▸ **TO DO**
Examine each line of the data. Copy the line if it includes the word "icon".

───── DATA TO EXAMINE

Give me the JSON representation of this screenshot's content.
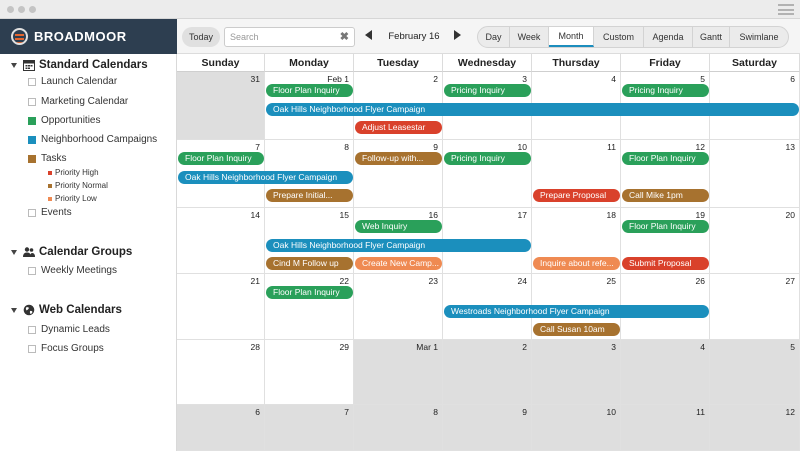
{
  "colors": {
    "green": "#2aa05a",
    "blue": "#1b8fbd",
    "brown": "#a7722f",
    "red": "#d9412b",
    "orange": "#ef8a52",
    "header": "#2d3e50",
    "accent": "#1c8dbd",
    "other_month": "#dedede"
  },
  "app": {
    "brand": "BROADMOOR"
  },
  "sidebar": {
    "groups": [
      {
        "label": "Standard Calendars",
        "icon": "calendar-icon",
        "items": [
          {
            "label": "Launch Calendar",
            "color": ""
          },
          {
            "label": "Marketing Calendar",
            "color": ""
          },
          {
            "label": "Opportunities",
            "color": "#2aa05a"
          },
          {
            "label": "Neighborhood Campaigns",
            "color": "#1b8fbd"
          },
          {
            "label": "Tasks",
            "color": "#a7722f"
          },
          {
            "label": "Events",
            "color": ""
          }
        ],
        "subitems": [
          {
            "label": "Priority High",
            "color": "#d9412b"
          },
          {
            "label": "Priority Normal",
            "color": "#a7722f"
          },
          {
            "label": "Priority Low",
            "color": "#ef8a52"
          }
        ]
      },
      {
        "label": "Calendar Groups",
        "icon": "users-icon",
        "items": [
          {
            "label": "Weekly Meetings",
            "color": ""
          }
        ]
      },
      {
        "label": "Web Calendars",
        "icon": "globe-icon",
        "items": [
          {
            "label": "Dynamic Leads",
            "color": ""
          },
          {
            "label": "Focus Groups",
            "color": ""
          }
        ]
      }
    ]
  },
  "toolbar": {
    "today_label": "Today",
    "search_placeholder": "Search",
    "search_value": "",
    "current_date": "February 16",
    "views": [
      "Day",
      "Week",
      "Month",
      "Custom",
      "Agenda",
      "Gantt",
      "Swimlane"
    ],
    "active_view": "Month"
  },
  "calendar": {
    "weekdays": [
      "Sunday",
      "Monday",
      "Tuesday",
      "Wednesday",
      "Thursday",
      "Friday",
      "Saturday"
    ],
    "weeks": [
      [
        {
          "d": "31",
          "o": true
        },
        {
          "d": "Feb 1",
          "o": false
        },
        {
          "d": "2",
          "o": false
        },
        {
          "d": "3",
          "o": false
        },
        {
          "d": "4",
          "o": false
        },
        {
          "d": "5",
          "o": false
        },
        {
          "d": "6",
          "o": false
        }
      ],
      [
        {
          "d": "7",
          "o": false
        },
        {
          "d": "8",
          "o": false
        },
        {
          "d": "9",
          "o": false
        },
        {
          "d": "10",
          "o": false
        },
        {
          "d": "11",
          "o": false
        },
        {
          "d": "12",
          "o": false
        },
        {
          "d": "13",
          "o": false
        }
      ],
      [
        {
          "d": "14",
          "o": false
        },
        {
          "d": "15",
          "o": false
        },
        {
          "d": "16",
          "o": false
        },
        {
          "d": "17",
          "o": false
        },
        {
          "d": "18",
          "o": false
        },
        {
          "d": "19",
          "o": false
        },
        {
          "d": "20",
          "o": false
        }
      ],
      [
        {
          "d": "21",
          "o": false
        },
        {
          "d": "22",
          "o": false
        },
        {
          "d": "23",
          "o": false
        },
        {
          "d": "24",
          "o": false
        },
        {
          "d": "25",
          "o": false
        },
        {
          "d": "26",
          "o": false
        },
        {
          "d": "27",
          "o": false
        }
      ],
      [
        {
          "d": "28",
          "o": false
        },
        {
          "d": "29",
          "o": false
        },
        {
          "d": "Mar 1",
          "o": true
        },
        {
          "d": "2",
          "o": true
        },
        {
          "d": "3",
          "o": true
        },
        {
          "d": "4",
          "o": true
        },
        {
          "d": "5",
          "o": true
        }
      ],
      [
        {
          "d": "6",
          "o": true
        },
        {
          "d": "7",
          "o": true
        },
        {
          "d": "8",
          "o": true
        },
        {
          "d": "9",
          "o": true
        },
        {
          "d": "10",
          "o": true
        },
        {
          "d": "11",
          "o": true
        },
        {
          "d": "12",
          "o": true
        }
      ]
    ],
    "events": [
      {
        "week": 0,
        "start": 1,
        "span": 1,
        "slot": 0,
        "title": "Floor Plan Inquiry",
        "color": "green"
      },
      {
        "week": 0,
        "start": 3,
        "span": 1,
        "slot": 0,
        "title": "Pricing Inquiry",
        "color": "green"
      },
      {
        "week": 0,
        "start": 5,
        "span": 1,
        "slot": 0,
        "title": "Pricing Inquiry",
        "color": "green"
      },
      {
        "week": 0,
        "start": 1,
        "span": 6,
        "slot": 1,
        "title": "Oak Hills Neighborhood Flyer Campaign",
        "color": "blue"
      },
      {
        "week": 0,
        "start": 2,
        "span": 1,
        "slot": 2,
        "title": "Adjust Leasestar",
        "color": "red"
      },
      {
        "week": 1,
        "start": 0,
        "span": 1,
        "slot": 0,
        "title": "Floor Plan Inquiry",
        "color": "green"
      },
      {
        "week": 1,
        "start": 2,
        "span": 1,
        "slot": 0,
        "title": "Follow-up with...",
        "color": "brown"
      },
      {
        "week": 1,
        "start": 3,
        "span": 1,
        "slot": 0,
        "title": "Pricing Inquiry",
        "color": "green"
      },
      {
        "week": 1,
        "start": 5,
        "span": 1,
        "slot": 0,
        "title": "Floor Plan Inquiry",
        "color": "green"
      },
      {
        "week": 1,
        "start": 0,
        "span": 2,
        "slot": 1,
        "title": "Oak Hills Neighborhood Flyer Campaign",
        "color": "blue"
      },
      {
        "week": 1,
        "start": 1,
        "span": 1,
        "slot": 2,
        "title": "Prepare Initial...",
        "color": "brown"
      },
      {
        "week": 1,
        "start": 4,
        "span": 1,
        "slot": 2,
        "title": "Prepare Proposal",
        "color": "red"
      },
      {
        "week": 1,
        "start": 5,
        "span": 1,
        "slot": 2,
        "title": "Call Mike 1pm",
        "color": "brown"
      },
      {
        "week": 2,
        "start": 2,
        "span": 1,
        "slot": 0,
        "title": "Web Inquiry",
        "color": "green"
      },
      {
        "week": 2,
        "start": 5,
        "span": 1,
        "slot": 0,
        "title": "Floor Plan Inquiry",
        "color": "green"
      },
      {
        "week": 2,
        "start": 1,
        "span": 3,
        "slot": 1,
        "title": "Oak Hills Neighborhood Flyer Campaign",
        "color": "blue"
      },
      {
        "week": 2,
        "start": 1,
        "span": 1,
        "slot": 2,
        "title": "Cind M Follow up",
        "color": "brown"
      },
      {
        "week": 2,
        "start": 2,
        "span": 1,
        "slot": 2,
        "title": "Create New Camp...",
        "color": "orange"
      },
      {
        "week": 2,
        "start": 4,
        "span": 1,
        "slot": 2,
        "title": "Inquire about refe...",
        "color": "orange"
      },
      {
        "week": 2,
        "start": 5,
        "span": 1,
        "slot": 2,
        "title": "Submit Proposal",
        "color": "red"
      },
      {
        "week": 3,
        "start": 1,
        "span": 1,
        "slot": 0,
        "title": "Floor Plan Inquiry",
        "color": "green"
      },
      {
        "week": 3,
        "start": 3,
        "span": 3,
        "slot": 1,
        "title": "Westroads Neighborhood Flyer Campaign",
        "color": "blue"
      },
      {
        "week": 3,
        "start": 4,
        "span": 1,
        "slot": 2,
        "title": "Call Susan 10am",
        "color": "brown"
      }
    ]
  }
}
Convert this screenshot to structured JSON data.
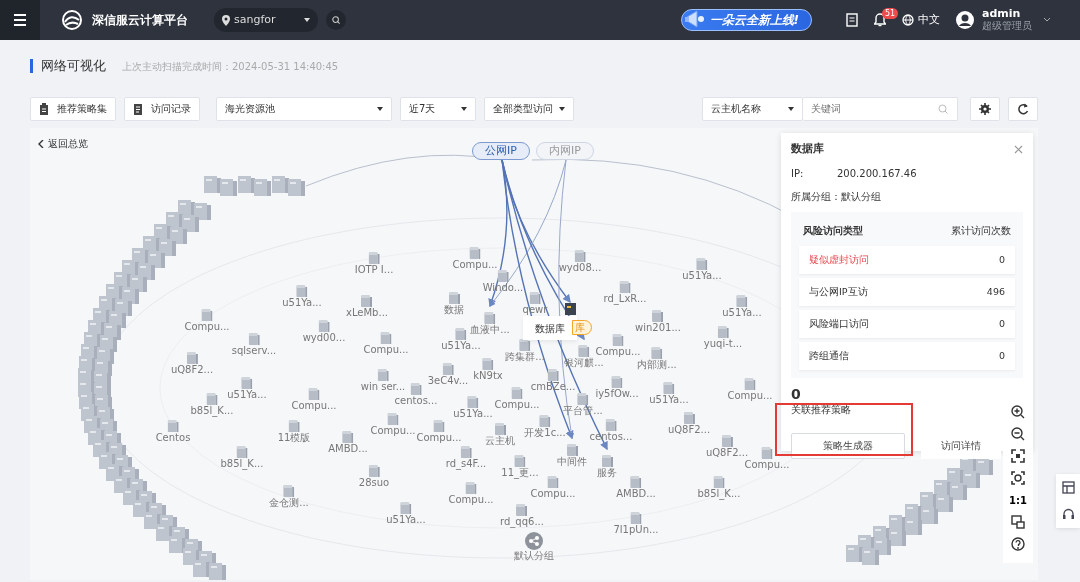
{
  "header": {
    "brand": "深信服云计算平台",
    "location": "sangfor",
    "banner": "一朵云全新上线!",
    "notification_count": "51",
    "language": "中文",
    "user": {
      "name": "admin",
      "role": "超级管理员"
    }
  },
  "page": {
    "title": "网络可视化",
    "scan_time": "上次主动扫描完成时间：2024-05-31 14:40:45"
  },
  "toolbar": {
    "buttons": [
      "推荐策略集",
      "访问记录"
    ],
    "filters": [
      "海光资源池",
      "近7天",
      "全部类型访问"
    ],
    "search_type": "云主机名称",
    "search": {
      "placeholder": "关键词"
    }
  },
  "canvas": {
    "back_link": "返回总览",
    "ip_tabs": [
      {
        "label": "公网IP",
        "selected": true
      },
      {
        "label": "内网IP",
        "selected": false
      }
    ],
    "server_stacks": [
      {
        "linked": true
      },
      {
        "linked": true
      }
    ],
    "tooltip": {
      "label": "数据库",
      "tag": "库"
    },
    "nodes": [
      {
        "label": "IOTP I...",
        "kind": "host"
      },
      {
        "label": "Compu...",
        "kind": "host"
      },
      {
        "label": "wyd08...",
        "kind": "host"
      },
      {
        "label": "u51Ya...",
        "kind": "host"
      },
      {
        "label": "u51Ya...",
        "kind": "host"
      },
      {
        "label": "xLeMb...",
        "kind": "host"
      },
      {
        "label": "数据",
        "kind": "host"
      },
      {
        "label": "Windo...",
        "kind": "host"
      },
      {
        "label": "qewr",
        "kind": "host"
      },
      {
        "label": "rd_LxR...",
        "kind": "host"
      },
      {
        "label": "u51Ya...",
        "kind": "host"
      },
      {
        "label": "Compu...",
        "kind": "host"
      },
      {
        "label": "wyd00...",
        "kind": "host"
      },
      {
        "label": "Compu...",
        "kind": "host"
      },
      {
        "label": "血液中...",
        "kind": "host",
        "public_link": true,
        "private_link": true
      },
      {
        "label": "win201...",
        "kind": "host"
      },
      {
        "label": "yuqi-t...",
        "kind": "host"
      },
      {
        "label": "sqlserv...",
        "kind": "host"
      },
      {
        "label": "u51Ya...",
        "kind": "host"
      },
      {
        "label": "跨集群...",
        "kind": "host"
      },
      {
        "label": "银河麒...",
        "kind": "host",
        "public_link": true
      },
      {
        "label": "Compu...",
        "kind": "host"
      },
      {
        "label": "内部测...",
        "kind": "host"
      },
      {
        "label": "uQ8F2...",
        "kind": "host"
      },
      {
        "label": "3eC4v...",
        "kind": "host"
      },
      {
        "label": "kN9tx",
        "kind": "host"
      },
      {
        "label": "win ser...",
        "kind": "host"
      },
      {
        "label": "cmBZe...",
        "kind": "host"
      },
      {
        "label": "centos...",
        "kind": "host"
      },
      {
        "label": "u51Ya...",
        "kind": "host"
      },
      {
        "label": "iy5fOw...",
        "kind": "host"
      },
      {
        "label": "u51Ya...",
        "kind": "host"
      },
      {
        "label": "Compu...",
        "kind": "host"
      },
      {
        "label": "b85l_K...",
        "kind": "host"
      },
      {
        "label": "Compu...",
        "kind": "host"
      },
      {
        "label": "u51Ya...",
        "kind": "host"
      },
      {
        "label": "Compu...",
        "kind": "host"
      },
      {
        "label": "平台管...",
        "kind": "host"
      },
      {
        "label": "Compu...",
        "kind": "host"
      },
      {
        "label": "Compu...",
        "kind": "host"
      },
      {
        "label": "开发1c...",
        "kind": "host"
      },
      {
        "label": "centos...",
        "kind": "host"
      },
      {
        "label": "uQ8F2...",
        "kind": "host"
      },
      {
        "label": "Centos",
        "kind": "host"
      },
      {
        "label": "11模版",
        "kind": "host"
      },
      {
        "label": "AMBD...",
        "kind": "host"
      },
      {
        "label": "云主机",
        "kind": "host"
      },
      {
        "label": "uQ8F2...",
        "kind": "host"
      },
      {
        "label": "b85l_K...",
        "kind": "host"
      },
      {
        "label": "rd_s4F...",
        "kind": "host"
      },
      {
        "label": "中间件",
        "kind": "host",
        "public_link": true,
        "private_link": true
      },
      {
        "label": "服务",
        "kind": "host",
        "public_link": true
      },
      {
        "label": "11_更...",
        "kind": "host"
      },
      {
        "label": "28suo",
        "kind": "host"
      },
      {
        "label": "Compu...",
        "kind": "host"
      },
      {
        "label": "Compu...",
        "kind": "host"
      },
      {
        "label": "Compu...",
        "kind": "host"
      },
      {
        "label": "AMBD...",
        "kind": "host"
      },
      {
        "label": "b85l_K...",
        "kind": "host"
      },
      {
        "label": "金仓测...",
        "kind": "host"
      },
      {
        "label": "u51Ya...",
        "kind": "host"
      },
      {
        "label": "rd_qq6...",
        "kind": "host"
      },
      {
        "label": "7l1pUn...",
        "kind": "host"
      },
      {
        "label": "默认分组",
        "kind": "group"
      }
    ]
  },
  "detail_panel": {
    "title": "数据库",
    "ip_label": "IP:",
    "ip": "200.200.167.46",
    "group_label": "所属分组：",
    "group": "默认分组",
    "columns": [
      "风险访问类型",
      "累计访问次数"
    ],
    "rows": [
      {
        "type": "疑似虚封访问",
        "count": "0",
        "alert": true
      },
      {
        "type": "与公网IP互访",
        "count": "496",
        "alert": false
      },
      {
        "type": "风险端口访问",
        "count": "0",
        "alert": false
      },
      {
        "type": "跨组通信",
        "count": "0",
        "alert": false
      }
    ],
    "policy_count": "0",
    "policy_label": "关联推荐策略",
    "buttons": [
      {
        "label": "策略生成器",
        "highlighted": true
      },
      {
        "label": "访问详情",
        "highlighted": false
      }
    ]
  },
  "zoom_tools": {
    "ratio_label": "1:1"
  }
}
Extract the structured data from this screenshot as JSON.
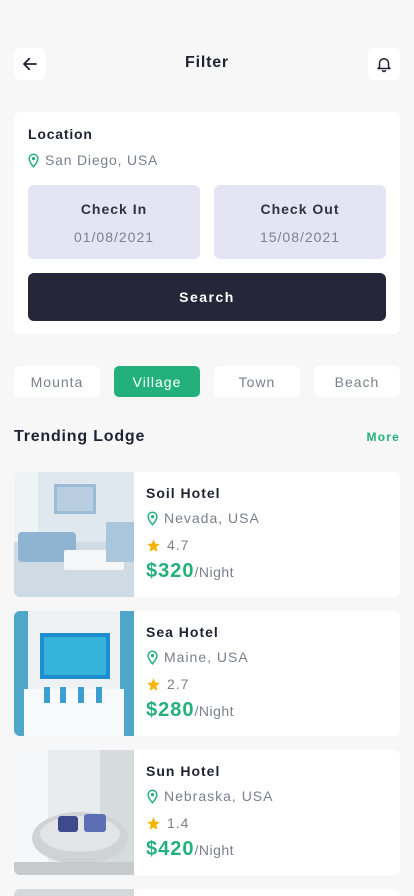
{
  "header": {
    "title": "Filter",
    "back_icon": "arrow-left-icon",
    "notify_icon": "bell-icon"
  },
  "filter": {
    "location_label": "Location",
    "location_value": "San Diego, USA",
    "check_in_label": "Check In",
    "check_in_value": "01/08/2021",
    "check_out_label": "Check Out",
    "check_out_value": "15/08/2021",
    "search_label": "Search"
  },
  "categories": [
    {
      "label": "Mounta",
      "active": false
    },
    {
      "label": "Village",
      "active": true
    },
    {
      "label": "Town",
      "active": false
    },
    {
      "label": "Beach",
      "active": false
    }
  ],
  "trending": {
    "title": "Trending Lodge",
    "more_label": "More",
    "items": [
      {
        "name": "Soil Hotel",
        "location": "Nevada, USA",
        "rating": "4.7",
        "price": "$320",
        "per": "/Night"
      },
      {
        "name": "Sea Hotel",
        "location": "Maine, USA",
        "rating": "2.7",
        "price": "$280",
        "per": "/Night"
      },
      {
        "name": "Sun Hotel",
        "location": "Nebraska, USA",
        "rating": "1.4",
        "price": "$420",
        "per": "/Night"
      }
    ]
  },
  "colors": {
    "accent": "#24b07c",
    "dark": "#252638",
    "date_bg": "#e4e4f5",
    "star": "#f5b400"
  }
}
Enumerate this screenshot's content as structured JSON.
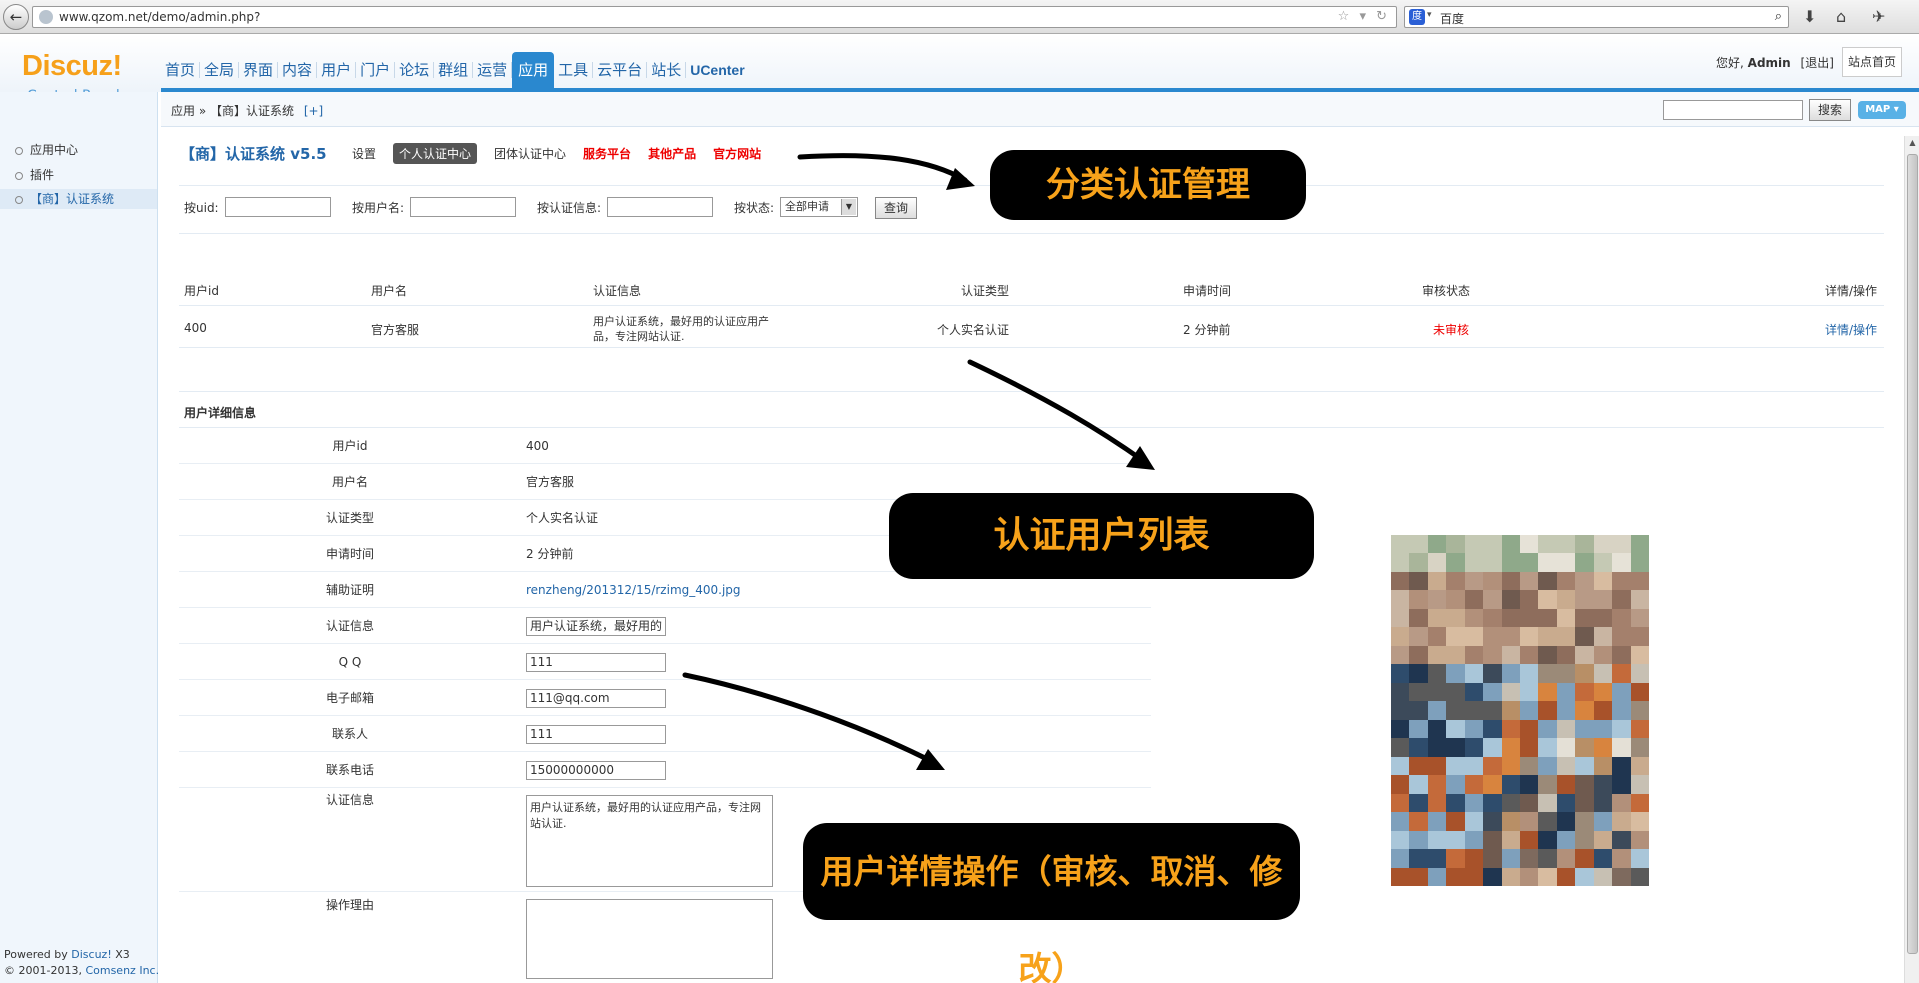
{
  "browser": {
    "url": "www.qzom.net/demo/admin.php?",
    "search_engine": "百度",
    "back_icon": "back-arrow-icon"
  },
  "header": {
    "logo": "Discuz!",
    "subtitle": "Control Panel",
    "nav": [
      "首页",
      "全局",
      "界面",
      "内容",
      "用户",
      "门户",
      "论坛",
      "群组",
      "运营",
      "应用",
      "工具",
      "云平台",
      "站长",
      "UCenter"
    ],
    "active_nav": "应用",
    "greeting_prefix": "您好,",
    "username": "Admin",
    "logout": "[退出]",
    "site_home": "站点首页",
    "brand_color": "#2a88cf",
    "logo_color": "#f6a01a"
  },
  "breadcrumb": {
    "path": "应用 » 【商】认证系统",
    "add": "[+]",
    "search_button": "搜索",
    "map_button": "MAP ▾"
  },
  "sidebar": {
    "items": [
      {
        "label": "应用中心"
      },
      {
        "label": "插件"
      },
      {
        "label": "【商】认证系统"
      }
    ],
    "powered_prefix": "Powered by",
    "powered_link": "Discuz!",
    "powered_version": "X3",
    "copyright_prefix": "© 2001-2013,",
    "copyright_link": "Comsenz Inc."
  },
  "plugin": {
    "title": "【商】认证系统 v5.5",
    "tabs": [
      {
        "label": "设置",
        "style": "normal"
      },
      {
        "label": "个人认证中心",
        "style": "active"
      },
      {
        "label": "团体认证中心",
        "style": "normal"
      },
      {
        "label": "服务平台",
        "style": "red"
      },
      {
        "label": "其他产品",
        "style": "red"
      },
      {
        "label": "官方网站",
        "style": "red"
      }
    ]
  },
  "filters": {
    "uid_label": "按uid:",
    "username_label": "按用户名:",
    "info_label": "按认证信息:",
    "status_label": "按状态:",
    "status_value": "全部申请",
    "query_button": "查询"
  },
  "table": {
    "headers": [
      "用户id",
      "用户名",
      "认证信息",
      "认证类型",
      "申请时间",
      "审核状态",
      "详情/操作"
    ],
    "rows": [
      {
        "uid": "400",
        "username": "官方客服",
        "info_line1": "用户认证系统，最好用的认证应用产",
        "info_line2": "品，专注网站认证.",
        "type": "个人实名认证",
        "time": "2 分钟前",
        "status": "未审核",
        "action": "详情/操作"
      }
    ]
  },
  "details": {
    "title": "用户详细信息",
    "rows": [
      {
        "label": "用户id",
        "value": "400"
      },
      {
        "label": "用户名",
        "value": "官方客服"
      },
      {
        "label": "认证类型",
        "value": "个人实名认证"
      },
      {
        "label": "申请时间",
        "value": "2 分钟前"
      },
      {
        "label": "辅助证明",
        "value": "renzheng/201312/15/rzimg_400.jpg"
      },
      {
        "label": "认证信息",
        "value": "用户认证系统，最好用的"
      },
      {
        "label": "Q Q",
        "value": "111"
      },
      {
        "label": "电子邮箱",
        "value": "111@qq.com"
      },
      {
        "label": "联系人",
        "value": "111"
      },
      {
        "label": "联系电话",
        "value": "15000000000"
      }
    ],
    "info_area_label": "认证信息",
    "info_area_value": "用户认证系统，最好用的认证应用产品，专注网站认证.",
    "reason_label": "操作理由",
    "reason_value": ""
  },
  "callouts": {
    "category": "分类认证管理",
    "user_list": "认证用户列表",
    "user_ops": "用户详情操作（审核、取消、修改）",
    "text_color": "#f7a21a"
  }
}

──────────

▸ **SOLUTION FOR THIS TASK**
        "icon": "calendar-icon",
        "icon": "users-icon",
        "icon": "globe-icon",
    "back_icon": "arrow-left-icon",
    "notify_icon": "bell-icon"
    "back_icon": "back-arrow-icon"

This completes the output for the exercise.